**Prompt**
The answer should be every line below, retyped exactly.

(Extracted material)

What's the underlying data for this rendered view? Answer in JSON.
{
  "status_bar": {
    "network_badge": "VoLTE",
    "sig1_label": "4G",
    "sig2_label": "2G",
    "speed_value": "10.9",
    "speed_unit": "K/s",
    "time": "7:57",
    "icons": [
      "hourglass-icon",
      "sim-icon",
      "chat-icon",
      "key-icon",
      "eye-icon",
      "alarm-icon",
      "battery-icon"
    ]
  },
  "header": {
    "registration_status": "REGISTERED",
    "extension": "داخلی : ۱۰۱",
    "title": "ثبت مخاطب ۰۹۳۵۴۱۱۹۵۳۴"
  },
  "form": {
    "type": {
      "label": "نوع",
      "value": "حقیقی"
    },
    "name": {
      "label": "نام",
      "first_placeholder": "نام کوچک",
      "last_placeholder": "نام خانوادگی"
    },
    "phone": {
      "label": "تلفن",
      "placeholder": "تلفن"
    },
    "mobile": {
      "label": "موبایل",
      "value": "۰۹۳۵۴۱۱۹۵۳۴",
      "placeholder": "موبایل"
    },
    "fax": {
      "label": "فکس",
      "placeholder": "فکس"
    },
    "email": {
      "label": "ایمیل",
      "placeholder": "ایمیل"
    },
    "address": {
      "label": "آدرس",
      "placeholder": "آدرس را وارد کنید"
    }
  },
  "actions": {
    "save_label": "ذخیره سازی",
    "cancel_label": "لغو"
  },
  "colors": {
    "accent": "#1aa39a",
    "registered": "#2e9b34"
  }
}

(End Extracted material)

**Written reply**
What's the underlying data for this rendered view? Answer in JSON.
{
  "status_bar": {
    "network_badge": "VoLTE",
    "sig1_label": "4G",
    "sig2_label": "2G",
    "speed_value": "10.9",
    "speed_unit": "K/s",
    "time": "7:57",
    "icons": [
      "hourglass-icon",
      "sim-icon",
      "chat-icon",
      "key-icon",
      "eye-icon",
      "alarm-icon",
      "battery-icon"
    ]
  },
  "header": {
    "registration_status": "REGISTERED",
    "extension": "داخلی : ۱۰۱",
    "title": "ثبت مخاطب ۰۹۳۵۴۱۱۹۵۳۴"
  },
  "form": {
    "type": {
      "label": "نوع",
      "value": "حقیقی"
    },
    "name": {
      "label": "نام",
      "first_placeholder": "نام کوچک",
      "last_placeholder": "نام خانوادگی"
    },
    "phone": {
      "label": "تلفن",
      "placeholder": "تلفن"
    },
    "mobile": {
      "label": "موبایل",
      "value": "۰۹۳۵۴۱۱۹۵۳۴",
      "placeholder": "موبایل"
    },
    "fax": {
      "label": "فکس",
      "placeholder": "فکس"
    },
    "email": {
      "label": "ایمیل",
      "placeholder": "ایمیل"
    },
    "address": {
      "label": "آدرس",
      "placeholder": "آدرس را وارد کنید"
    }
  },
  "actions": {
    "save_label": "ذخیره سازی",
    "cancel_label": "لغو"
  },
  "colors": {
    "accent": "#1aa39a",
    "registered": "#2e9b34"
  }
}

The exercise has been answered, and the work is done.